At approximately 850kg each, you don't want to be caught in this stampede f 18.0, 1/10, ISO 100 | Adam Bannister

Photography is as much about art and expression as it is about reality. When I saw a herd of buffalo thundering across the road in front of me I decided to play a little with a slow shutter and try to portray the movement in the image.

One of Africa's smallest cats and elusive cats, the serval f 6.3, 1/1000, ISO 250 | Eric Averdung

This week I ventured out with Eric showing him some of the more remote and lesser-known areas of the Mara Triangle. We came across a serval right beside the track. Being one of the smaller cats found in the Mara, servals tend to shy away from the sound or sight of vehicles. This serval was quite the opposite and approached us, taking a brief moment to investigate our vehicle before crossing the road to search for a meal.

A rarge glimpse of a bat-eared fox family warming themselves in the morning sun f 6.0, 1/1250, ISO 250 | Eric Averdung

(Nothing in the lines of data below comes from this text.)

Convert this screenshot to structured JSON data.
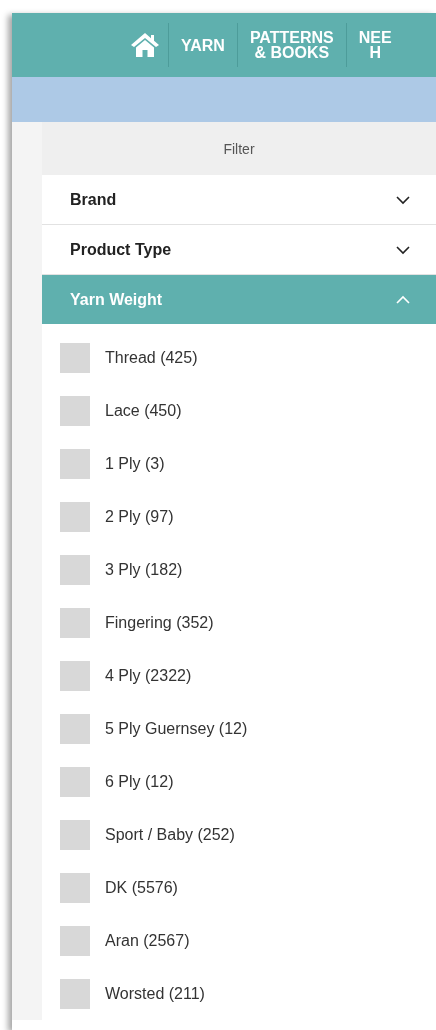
{
  "nav": {
    "items": [
      {
        "kind": "home"
      },
      {
        "kind": "text",
        "label": "YARN"
      },
      {
        "kind": "text",
        "label": "PATTERNS\n& BOOKS"
      },
      {
        "kind": "text",
        "label": "NEE\nH"
      }
    ]
  },
  "filter": {
    "title": "Filter",
    "sections": [
      {
        "label": "Brand",
        "expanded": false
      },
      {
        "label": "Product Type",
        "expanded": false
      },
      {
        "label": "Yarn Weight",
        "expanded": true,
        "options": [
          {
            "label": "Thread (425)",
            "checked": false
          },
          {
            "label": "Lace (450)",
            "checked": false
          },
          {
            "label": "1 Ply (3)",
            "checked": false
          },
          {
            "label": "2 Ply (97)",
            "checked": false
          },
          {
            "label": "3 Ply (182)",
            "checked": false
          },
          {
            "label": "Fingering (352)",
            "checked": false
          },
          {
            "label": "4 Ply (2322)",
            "checked": false
          },
          {
            "label": "5 Ply Guernsey (12)",
            "checked": false
          },
          {
            "label": "6 Ply (12)",
            "checked": false
          },
          {
            "label": "Sport / Baby (252)",
            "checked": false
          },
          {
            "label": "DK (5576)",
            "checked": false
          },
          {
            "label": "Aran (2567)",
            "checked": false
          },
          {
            "label": "Worsted (211)",
            "checked": false
          }
        ]
      }
    ]
  }
}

For each of us, every week yields a sighting that trumps all the rest. This week, for Eric, it was a sighting of a family of bat-eared foxes. After five months in the Mara, this was his first sighting of these beautiful animals. From their name, it’s obvious that they are known for their most distinctive characteristic, their ears which can grow to over five inches long. These adorable creatures live in small groups and are incredibly difficult to come across. Luck was on our side as we bumped into this small family relaxing in the morning sun, not too far from the Mara River.
Wishing you all a joyous festive season from us at The Angama Photographic Studio!

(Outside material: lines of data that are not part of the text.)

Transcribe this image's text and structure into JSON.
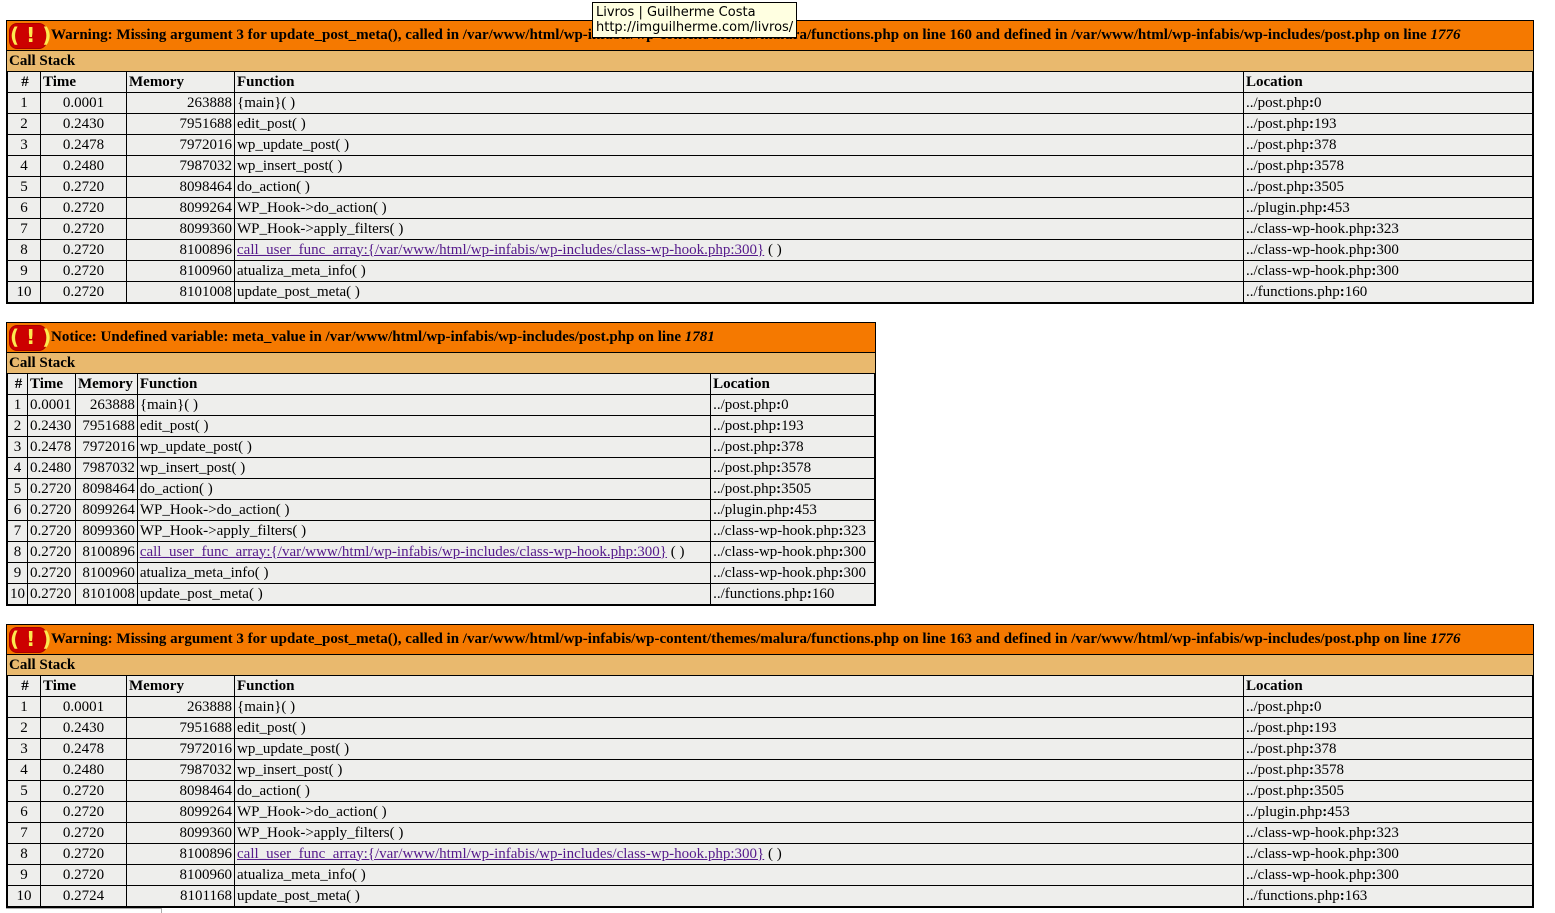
{
  "tooltip": {
    "title": "Livros | Guilherme Costa",
    "url": "http://imguilherme.com/livros/"
  },
  "columns": {
    "num": "#",
    "time": "Time",
    "memory": "Memory",
    "function": "Function",
    "location": "Location"
  },
  "errors": [
    {
      "icon": "( ! )",
      "message": "Warning: Missing argument 3 for update_post_meta(), called in /var/www/html/wp-infabis/wp-content/themes/malura/functions.php on line 160 and defined in /var/www/html/wp-infabis/wp-includes/post.php on line ",
      "line": "1776",
      "call_stack_label": "Call Stack",
      "rows": [
        {
          "n": "1",
          "time": "0.0001",
          "mem": "263888",
          "fn": "{main}( )",
          "link": "",
          "loc_file": "../post.php",
          "loc_line": "0"
        },
        {
          "n": "2",
          "time": "0.2430",
          "mem": "7951688",
          "fn": "edit_post( )",
          "link": "",
          "loc_file": "../post.php",
          "loc_line": "193"
        },
        {
          "n": "3",
          "time": "0.2478",
          "mem": "7972016",
          "fn": "wp_update_post( )",
          "link": "",
          "loc_file": "../post.php",
          "loc_line": "378"
        },
        {
          "n": "4",
          "time": "0.2480",
          "mem": "7987032",
          "fn": "wp_insert_post( )",
          "link": "",
          "loc_file": "../post.php",
          "loc_line": "3578"
        },
        {
          "n": "5",
          "time": "0.2720",
          "mem": "8098464",
          "fn": "do_action( )",
          "link": "",
          "loc_file": "../post.php",
          "loc_line": "3505"
        },
        {
          "n": "6",
          "time": "0.2720",
          "mem": "8099264",
          "fn": "WP_Hook->do_action( )",
          "link": "",
          "loc_file": "../plugin.php",
          "loc_line": "453"
        },
        {
          "n": "7",
          "time": "0.2720",
          "mem": "8099360",
          "fn": "WP_Hook->apply_filters( )",
          "link": "",
          "loc_file": "../class-wp-hook.php",
          "loc_line": "323"
        },
        {
          "n": "8",
          "time": "0.2720",
          "mem": "8100896",
          "fn": " ( )",
          "link": "call_user_func_array:{/var/www/html/wp-infabis/wp-includes/class-wp-hook.php:300}",
          "loc_file": "../class-wp-hook.php",
          "loc_line": "300"
        },
        {
          "n": "9",
          "time": "0.2720",
          "mem": "8100960",
          "fn": "atualiza_meta_info( )",
          "link": "",
          "loc_file": "../class-wp-hook.php",
          "loc_line": "300"
        },
        {
          "n": "10",
          "time": "0.2720",
          "mem": "8101008",
          "fn": "update_post_meta( )",
          "link": "",
          "loc_file": "../functions.php",
          "loc_line": "160"
        }
      ]
    },
    {
      "icon": "( ! )",
      "message": "Notice: Undefined variable: meta_value in /var/www/html/wp-infabis/wp-includes/post.php on line ",
      "line": "1781",
      "call_stack_label": "Call Stack",
      "rows": [
        {
          "n": "1",
          "time": "0.0001",
          "mem": "263888",
          "fn": "{main}( )",
          "link": "",
          "loc_file": "../post.php",
          "loc_line": "0"
        },
        {
          "n": "2",
          "time": "0.2430",
          "mem": "7951688",
          "fn": "edit_post( )",
          "link": "",
          "loc_file": "../post.php",
          "loc_line": "193"
        },
        {
          "n": "3",
          "time": "0.2478",
          "mem": "7972016",
          "fn": "wp_update_post( )",
          "link": "",
          "loc_file": "../post.php",
          "loc_line": "378"
        },
        {
          "n": "4",
          "time": "0.2480",
          "mem": "7987032",
          "fn": "wp_insert_post( )",
          "link": "",
          "loc_file": "../post.php",
          "loc_line": "3578"
        },
        {
          "n": "5",
          "time": "0.2720",
          "mem": "8098464",
          "fn": "do_action( )",
          "link": "",
          "loc_file": "../post.php",
          "loc_line": "3505"
        },
        {
          "n": "6",
          "time": "0.2720",
          "mem": "8099264",
          "fn": "WP_Hook->do_action( )",
          "link": "",
          "loc_file": "../plugin.php",
          "loc_line": "453"
        },
        {
          "n": "7",
          "time": "0.2720",
          "mem": "8099360",
          "fn": "WP_Hook->apply_filters( )",
          "link": "",
          "loc_file": "../class-wp-hook.php",
          "loc_line": "323"
        },
        {
          "n": "8",
          "time": "0.2720",
          "mem": "8100896",
          "fn": " ( )",
          "link": "call_user_func_array:{/var/www/html/wp-infabis/wp-includes/class-wp-hook.php:300}",
          "loc_file": "../class-wp-hook.php",
          "loc_line": "300"
        },
        {
          "n": "9",
          "time": "0.2720",
          "mem": "8100960",
          "fn": "atualiza_meta_info( )",
          "link": "",
          "loc_file": "../class-wp-hook.php",
          "loc_line": "300"
        },
        {
          "n": "10",
          "time": "0.2720",
          "mem": "8101008",
          "fn": "update_post_meta( )",
          "link": "",
          "loc_file": "../functions.php",
          "loc_line": "160"
        }
      ]
    },
    {
      "icon": "( ! )",
      "message": "Warning: Missing argument 3 for update_post_meta(), called in /var/www/html/wp-infabis/wp-content/themes/malura/functions.php on line 163 and defined in /var/www/html/wp-infabis/wp-includes/post.php on line ",
      "line": "1776",
      "call_stack_label": "Call Stack",
      "rows": [
        {
          "n": "1",
          "time": "0.0001",
          "mem": "263888",
          "fn": "{main}( )",
          "link": "",
          "loc_file": "../post.php",
          "loc_line": "0"
        },
        {
          "n": "2",
          "time": "0.2430",
          "mem": "7951688",
          "fn": "edit_post( )",
          "link": "",
          "loc_file": "../post.php",
          "loc_line": "193"
        },
        {
          "n": "3",
          "time": "0.2478",
          "mem": "7972016",
          "fn": "wp_update_post( )",
          "link": "",
          "loc_file": "../post.php",
          "loc_line": "378"
        },
        {
          "n": "4",
          "time": "0.2480",
          "mem": "7987032",
          "fn": "wp_insert_post( )",
          "link": "",
          "loc_file": "../post.php",
          "loc_line": "3578"
        },
        {
          "n": "5",
          "time": "0.2720",
          "mem": "8098464",
          "fn": "do_action( )",
          "link": "",
          "loc_file": "../post.php",
          "loc_line": "3505"
        },
        {
          "n": "6",
          "time": "0.2720",
          "mem": "8099264",
          "fn": "WP_Hook->do_action( )",
          "link": "",
          "loc_file": "../plugin.php",
          "loc_line": "453"
        },
        {
          "n": "7",
          "time": "0.2720",
          "mem": "8099360",
          "fn": "WP_Hook->apply_filters( )",
          "link": "",
          "loc_file": "../class-wp-hook.php",
          "loc_line": "323"
        },
        {
          "n": "8",
          "time": "0.2720",
          "mem": "8100896",
          "fn": " ( )",
          "link": "call_user_func_array:{/var/www/html/wp-infabis/wp-includes/class-wp-hook.php:300}",
          "loc_file": "../class-wp-hook.php",
          "loc_line": "300"
        },
        {
          "n": "9",
          "time": "0.2720",
          "mem": "8100960",
          "fn": "atualiza_meta_info( )",
          "link": "",
          "loc_file": "../class-wp-hook.php",
          "loc_line": "300"
        },
        {
          "n": "10",
          "time": "0.2724",
          "mem": "8101168",
          "fn": "update_post_meta( )",
          "link": "",
          "loc_file": "../functions.php",
          "loc_line": "163"
        }
      ]
    }
  ],
  "colors": {
    "header_bg": "#f57900",
    "callstack_bg": "#e9b96e",
    "row_bg": "#eeeeec",
    "icon_bg": "#cc0000",
    "icon_fg": "#fce94f",
    "link": "#551a8b"
  }
}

This Week Three Years Ago

A lion scavenges two giraffes that faught to the death

Three years ago we witnessed the most incredible scenes as two giraffe bulls had a fight and they both died! They literally collapsed on impact as they struck each other simultaneously on the heads. For days afterwards lions, hyenas, vultures and jackals feasted.

Filed under: This Week at Angama

Tagged with:

Mara Triangle , Wildlife , Wildlife Photography

About: Adam Bannister

A South African-trained biologist, safari guide, author, filmmaker and photographer, Adam is, above all else, a gifted storyteller. After spending the past 10 years working in some of the world’s most beautiful wild places – the Sabi Sand Game Reserve in South Africa, Rajasthan in India, Brazil’s Pantanal, and the rainforests of Manu National Park in Peru – he is delighted to share his stories of one of the loveliest game reserves of them all, the Maasai Mara.

Browse all articles by Adam Bannister Meet the angama team

Keep Reading

This Week At Angama #164 25 March 2021 That momentary feeling of losing control, and the realisation that out here you are not the top of the food chain. Adam explores the ‘Safari Bug’ and why it is that people keep coming back for more By Adam Bannister
The Silent Heroes of the Mara – The Mara Elephant Project 30 July 2021 Adam visits the MEP headquarters to learn about the incredible work that they do in the Mara By Adam Bannister
This Week at Angama #266 10 March 2023 When finding food dictates most of your life, you can't afford to be picky — or weak-stomached. Plus, the Angama Pride lioness finally gives in By Robert Sayialel
Protecting Fitz, His Herd and His Home 8 June 2021 The Angama Foundation funds the collaring and ongoing monitoring of a forest-dwelling and habitual crop raiding elephant, named Fitz. And he has been keeping the team from the Mara Elephant Project on their toes By Claire Bolles
Join the Conversation (2 comments)

Comments (2):

Francis Bagbey

25 December 2021

Thank you for the amazing moments you have brought us through photography and your commentary. Merry Christmas and best wishes for another amazing year in the Mara.

    Ryan Brown

    28 December 2021

    Thank you, Francis, for following along. Best wishes to you and yours for the New Year!

Leave a Comment:

Your email address will not be published. Required fields are marked*